__EXERCISE BRIEF__
Restate the following entries exactly. Keep the pictures out.

EXERCISE DATA: Begin

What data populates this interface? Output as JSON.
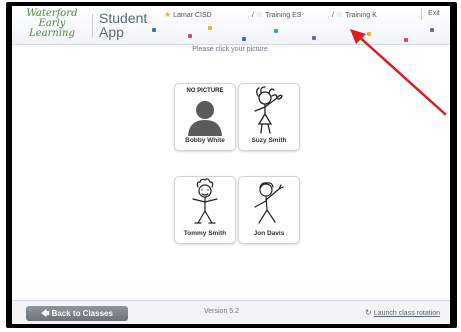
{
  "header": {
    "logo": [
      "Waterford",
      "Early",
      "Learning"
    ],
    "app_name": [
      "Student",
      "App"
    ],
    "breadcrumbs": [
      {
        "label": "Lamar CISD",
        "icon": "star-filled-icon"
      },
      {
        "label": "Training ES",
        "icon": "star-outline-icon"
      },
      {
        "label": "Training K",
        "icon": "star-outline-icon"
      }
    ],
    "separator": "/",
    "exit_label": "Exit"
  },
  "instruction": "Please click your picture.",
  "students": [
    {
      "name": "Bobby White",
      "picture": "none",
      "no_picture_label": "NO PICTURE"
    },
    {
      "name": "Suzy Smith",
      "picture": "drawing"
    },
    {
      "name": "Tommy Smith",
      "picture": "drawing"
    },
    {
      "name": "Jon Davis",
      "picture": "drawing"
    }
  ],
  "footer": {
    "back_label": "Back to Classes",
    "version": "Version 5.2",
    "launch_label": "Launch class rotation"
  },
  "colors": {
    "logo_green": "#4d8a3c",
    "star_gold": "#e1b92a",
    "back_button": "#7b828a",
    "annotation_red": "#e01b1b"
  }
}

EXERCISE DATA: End

__ANSWER SPACE__
What data populates this interface? Output as JSON.
{
  "header": {
    "logo": [
      "Waterford",
      "Early",
      "Learning"
    ],
    "app_name": [
      "Student",
      "App"
    ],
    "breadcrumbs": [
      {
        "label": "Lamar CISD",
        "icon": "star-filled-icon"
      },
      {
        "label": "Training ES",
        "icon": "star-outline-icon"
      },
      {
        "label": "Training K",
        "icon": "star-outline-icon"
      }
    ],
    "separator": "/",
    "exit_label": "Exit"
  },
  "instruction": "Please click your picture.",
  "students": [
    {
      "name": "Bobby White",
      "picture": "none",
      "no_picture_label": "NO PICTURE"
    },
    {
      "name": "Suzy Smith",
      "picture": "drawing"
    },
    {
      "name": "Tommy Smith",
      "picture": "drawing"
    },
    {
      "name": "Jon Davis",
      "picture": "drawing"
    }
  ],
  "footer": {
    "back_label": "Back to Classes",
    "version": "Version 5.2",
    "launch_label": "Launch class rotation"
  },
  "colors": {
    "logo_green": "#4d8a3c",
    "star_gold": "#e1b92a",
    "back_button": "#7b828a",
    "annotation_red": "#e01b1b"
  }
}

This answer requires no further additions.